Tuesday, March 17, 2009
Tower of Strength by Annette Lyon
It was 1877 when Tabitha Hall Chadwick left Manti as a young bride. Now, nearly seven years later, she returns as a widow with her young son to make a new beginning. Tabitha's strained relationship with her mother–in–law adds more difficulty to her life as a single working mother. Yet with a stroke of courage, Tabitha makes two purchases that become her passions: the local newspaper and a traumatized horse. As she struggles to meet the challenges of her new roles, Tabitha welcomes the friendship of Samuel, a recently widowed British immigrant. Working together to train the abused horse, the two discover a second chance at love. But when Samuel is critically injured during the construction of the Manti Temple, Tabitha faces the pain of old wounds and the risk of new ones. Weaving themes of loss and renewal, this poignant tale explores a vital choice each of us must make: to seek safety in isolation or to embrace the painful yet beautiful complexities of life and love.
So everyone knows I’m not a big romance fan. (Sorry, Julie.) Neither am I a huge historical fiction fan. It’s not that I hate those genres—at least, I don’t hate historicals—it’s just that there are other genres that I like so much more.
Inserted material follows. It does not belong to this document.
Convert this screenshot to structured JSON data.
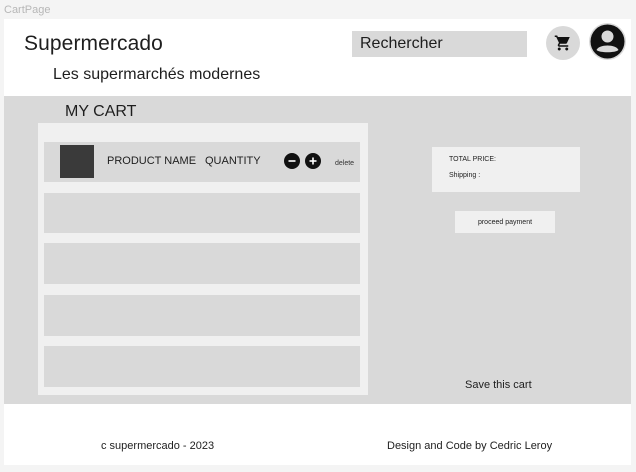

So why am I reviewing another historical romance by Annette Lyon?
Because it was that good.
What I don’t like about traditional romances is the implausibility of the relationship between the helpless female and the irresistible rogue—yuk, gag, puke. Even though Tabitha fell apart when her young husband died in an explosion, she was not and is not helpless. She struggled to get an education and to provide for herself and her child. The woman that returns to Manti is strong and courageous, willing to stick to her convictions and do what is right, even though it may put her livelihood and her reputation in danger.
As for historicals, many of them remind me of high school—dull and boring, with the story line as an excuse to shove the history lesson down out throats. Yawn. But this is not a problem in this book. The history is the backdrop to the story, not the main point. We get enough to make it realistic and believable but it’s not a rehearsal of dates and facts.
I could appreciate Tabitha’s struggle when she began to have feelings for Samuel. On the one hand, this could develop into a deep and abiding love for a good man. On the other hand, it would open her heart up to pain again. I also enjoyed watching Samuel grow and change from a man who hated working with animals, to someone who allowed himself to be taught by and learn from a woman. These were two people with admirable qualities and great strength of character. It was easy to see how they would be attracted to each other.
I give this book 4 stars and recommend it to anyone who enjoys historical romance and a well-written story. You can read the first two chapters here.
(I love the background music for this book trailer.)
P.S. Annette came to one of my Urban Botanic Make & Take parties and created a fragrance for Tabitha.